(Interface dataset entries)
################

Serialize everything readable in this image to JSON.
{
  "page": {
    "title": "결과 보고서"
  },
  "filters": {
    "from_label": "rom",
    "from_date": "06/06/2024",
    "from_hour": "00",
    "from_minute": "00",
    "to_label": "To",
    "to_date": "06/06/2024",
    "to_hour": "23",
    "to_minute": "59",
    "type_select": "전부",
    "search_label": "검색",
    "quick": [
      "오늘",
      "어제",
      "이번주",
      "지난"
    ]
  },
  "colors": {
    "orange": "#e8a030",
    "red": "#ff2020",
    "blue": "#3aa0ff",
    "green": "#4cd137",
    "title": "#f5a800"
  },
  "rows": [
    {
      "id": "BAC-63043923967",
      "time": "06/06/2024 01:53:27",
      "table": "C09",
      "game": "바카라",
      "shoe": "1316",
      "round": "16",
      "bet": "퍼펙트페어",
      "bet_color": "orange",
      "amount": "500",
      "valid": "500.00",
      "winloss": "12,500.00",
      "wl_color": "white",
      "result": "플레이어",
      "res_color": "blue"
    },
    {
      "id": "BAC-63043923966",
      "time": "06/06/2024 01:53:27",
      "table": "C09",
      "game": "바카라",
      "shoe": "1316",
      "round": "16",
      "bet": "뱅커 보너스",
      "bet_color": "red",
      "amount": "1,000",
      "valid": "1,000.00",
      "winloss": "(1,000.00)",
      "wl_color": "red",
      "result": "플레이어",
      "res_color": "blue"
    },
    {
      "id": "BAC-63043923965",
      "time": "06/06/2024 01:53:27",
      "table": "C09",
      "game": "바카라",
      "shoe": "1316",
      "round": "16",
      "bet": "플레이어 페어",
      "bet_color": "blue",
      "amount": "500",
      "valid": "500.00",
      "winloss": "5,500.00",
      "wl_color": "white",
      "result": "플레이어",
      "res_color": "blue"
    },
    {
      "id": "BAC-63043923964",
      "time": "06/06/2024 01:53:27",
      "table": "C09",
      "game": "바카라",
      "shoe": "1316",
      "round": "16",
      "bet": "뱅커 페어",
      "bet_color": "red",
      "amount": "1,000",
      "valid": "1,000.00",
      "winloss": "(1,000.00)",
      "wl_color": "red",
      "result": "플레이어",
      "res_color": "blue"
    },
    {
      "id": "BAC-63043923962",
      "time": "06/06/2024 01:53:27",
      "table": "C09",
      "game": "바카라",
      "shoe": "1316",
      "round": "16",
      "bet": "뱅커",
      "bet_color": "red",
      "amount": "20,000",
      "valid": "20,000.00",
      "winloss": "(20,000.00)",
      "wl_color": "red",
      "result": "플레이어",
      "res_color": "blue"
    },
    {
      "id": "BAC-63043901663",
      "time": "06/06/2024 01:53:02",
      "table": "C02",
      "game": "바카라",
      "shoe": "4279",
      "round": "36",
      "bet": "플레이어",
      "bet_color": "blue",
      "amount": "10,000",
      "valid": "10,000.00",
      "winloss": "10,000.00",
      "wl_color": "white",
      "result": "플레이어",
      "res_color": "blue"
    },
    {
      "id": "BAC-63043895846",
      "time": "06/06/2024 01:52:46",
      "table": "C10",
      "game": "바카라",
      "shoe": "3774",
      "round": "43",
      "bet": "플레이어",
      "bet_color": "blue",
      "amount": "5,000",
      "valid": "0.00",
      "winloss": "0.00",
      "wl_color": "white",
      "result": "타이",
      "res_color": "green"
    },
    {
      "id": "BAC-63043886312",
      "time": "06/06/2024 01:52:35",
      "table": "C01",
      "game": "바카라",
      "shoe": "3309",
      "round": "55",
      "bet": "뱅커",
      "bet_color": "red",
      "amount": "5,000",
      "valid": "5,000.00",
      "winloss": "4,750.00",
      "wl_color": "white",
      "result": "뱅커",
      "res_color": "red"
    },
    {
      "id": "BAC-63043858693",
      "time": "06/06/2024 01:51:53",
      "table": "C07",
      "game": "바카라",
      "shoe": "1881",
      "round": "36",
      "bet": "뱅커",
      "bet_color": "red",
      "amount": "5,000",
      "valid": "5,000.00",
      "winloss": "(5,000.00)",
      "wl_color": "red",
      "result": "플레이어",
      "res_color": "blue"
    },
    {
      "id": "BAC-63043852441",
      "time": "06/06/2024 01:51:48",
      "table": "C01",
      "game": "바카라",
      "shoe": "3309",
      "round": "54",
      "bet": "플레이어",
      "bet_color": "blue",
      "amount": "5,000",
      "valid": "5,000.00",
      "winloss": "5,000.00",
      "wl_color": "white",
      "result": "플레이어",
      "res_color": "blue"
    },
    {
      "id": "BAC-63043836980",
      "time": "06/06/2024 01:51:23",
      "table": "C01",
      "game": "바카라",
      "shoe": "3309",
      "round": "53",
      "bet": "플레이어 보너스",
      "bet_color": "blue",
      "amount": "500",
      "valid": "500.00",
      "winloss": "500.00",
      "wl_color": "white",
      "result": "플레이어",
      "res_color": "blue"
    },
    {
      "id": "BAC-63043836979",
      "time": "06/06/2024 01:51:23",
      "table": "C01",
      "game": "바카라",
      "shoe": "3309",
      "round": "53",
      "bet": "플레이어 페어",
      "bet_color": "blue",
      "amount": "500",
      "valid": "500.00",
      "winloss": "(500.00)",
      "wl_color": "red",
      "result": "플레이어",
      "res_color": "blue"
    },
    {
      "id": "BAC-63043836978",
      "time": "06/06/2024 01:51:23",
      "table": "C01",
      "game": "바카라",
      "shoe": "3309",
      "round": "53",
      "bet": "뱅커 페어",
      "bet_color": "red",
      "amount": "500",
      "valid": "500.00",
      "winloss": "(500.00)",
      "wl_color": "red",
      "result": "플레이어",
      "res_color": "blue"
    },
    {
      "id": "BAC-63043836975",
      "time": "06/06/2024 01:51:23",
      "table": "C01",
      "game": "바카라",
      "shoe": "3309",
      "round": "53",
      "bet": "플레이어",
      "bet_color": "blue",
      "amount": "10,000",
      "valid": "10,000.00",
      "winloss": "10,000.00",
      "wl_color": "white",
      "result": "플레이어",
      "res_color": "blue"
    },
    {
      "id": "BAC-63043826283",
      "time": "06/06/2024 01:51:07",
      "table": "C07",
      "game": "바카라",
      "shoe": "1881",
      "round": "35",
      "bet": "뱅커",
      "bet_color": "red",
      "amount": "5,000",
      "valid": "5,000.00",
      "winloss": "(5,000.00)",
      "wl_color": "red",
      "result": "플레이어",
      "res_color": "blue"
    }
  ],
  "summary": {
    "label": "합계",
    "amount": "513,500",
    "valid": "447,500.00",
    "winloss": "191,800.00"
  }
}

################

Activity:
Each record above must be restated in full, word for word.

Problem solution:
Serialize everything readable in this image to JSON.
{
  "page": {
    "title": "결과 보고서"
  },
  "filters": {
    "from_label": "rom",
    "from_date": "06/06/2024",
    "from_hour": "00",
    "from_minute": "00",
    "to_label": "To",
    "to_date": "06/06/2024",
    "to_hour": "23",
    "to_minute": "59",
    "type_select": "전부",
    "search_label": "검색",
    "quick": [
      "오늘",
      "어제",
      "이번주",
      "지난"
    ]
  },
  "colors": {
    "orange": "#e8a030",
    "red": "#ff2020",
    "blue": "#3aa0ff",
    "green": "#4cd137",
    "title": "#f5a800"
  },
  "rows": [
    {
      "id": "BAC-63043923967",
      "time": "06/06/2024 01:53:27",
      "table": "C09",
      "game": "바카라",
      "shoe": "1316",
      "round": "16",
      "bet": "퍼펙트페어",
      "bet_color": "orange",
      "amount": "500",
      "valid": "500.00",
      "winloss": "12,500.00",
      "wl_color": "white",
      "result": "플레이어",
      "res_color": "blue"
    },
    {
      "id": "BAC-63043923966",
      "time": "06/06/2024 01:53:27",
      "table": "C09",
      "game": "바카라",
      "shoe": "1316",
      "round": "16",
      "bet": "뱅커 보너스",
      "bet_color": "red",
      "amount": "1,000",
      "valid": "1,000.00",
      "winloss": "(1,000.00)",
      "wl_color": "red",
      "result": "플레이어",
      "res_color": "blue"
    },
    {
      "id": "BAC-63043923965",
      "time": "06/06/2024 01:53:27",
      "table": "C09",
      "game": "바카라",
      "shoe": "1316",
      "round": "16",
      "bet": "플레이어 페어",
      "bet_color": "blue",
      "amount": "500",
      "valid": "500.00",
      "winloss": "5,500.00",
      "wl_color": "white",
      "result": "플레이어",
      "res_color": "blue"
    },
    {
      "id": "BAC-63043923964",
      "time": "06/06/2024 01:53:27",
      "table": "C09",
      "game": "바카라",
      "shoe": "1316",
      "round": "16",
      "bet": "뱅커 페어",
      "bet_color": "red",
      "amount": "1,000",
      "valid": "1,000.00",
      "winloss": "(1,000.00)",
      "wl_color": "red",
      "result": "플레이어",
      "res_color": "blue"
    },
    {
      "id": "BAC-63043923962",
      "time": "06/06/2024 01:53:27",
      "table": "C09",
      "game": "바카라",
      "shoe": "1316",
      "round": "16",
      "bet": "뱅커",
      "bet_color": "red",
      "amount": "20,000",
      "valid": "20,000.00",
      "winloss": "(20,000.00)",
      "wl_color": "red",
      "result": "플레이어",
      "res_color": "blue"
    },
    {
      "id": "BAC-63043901663",
      "time": "06/06/2024 01:53:02",
      "table": "C02",
      "game": "바카라",
      "shoe": "4279",
      "round": "36",
      "bet": "플레이어",
      "bet_color": "blue",
      "amount": "10,000",
      "valid": "10,000.00",
      "winloss": "10,000.00",
      "wl_color": "white",
      "result": "플레이어",
      "res_color": "blue"
    },
    {
      "id": "BAC-63043895846",
      "time": "06/06/2024 01:52:46",
      "table": "C10",
      "game": "바카라",
      "shoe": "3774",
      "round": "43",
      "bet": "플레이어",
      "bet_color": "blue",
      "amount": "5,000",
      "valid": "0.00",
      "winloss": "0.00",
      "wl_color": "white",
      "result": "타이",
      "res_color": "green"
    },
    {
      "id": "BAC-63043886312",
      "time": "06/06/2024 01:52:35",
      "table": "C01",
      "game": "바카라",
      "shoe": "3309",
      "round": "55",
      "bet": "뱅커",
      "bet_color": "red",
      "amount": "5,000",
      "valid": "5,000.00",
      "winloss": "4,750.00",
      "wl_color": "white",
      "result": "뱅커",
      "res_color": "red"
    },
    {
      "id": "BAC-63043858693",
      "time": "06/06/2024 01:51:53",
      "table": "C07",
      "game": "바카라",
      "shoe": "1881",
      "round": "36",
      "bet": "뱅커",
      "bet_color": "red",
      "amount": "5,000",
      "valid": "5,000.00",
      "winloss": "(5,000.00)",
      "wl_color": "red",
      "result": "플레이어",
      "res_color": "blue"
    },
    {
      "id": "BAC-63043852441",
      "time": "06/06/2024 01:51:48",
      "table": "C01",
      "game": "바카라",
      "shoe": "3309",
      "round": "54",
      "bet": "플레이어",
      "bet_color": "blue",
      "amount": "5,000",
      "valid": "5,000.00",
      "winloss": "5,000.00",
      "wl_color": "white",
      "result": "플레이어",
      "res_color": "blue"
    },
    {
      "id": "BAC-63043836980",
      "time": "06/06/2024 01:51:23",
      "table": "C01",
      "game": "바카라",
      "shoe": "3309",
      "round": "53",
      "bet": "플레이어 보너스",
      "bet_color": "blue",
      "amount": "500",
      "valid": "500.00",
      "winloss": "500.00",
      "wl_color": "white",
      "result": "플레이어",
      "res_color": "blue"
    },
    {
      "id": "BAC-63043836979",
      "time": "06/06/2024 01:51:23",
      "table": "C01",
      "game": "바카라",
      "shoe": "3309",
      "round": "53",
      "bet": "플레이어 페어",
      "bet_color": "blue",
      "amount": "500",
      "valid": "500.00",
      "winloss": "(500.00)",
      "wl_color": "red",
      "result": "플레이어",
      "res_color": "blue"
    },
    {
      "id": "BAC-63043836978",
      "time": "06/06/2024 01:51:23",
      "table": "C01",
      "game": "바카라",
      "shoe": "3309",
      "round": "53",
      "bet": "뱅커 페어",
      "bet_color": "red",
      "amount": "500",
      "valid": "500.00",
      "winloss": "(500.00)",
      "wl_color": "red",
      "result": "플레이어",
      "res_color": "blue"
    },
    {
      "id": "BAC-63043836975",
      "time": "06/06/2024 01:51:23",
      "table": "C01",
      "game": "바카라",
      "shoe": "3309",
      "round": "53",
      "bet": "플레이어",
      "bet_color": "blue",
      "amount": "10,000",
      "valid": "10,000.00",
      "winloss": "10,000.00",
      "wl_color": "white",
      "result": "플레이어",
      "res_color": "blue"
    },
    {
      "id": "BAC-63043826283",
      "time": "06/06/2024 01:51:07",
      "table": "C07",
      "game": "바카라",
      "shoe": "1881",
      "round": "35",
      "bet": "뱅커",
      "bet_color": "red",
      "amount": "5,000",
      "valid": "5,000.00",
      "winloss": "(5,000.00)",
      "wl_color": "red",
      "result": "플레이어",
      "res_color": "blue"
    }
  ],
  "summary": {
    "label": "합계",
    "amount": "513,500",
    "valid": "447,500.00",
    "winloss": "191,800.00"
  }
}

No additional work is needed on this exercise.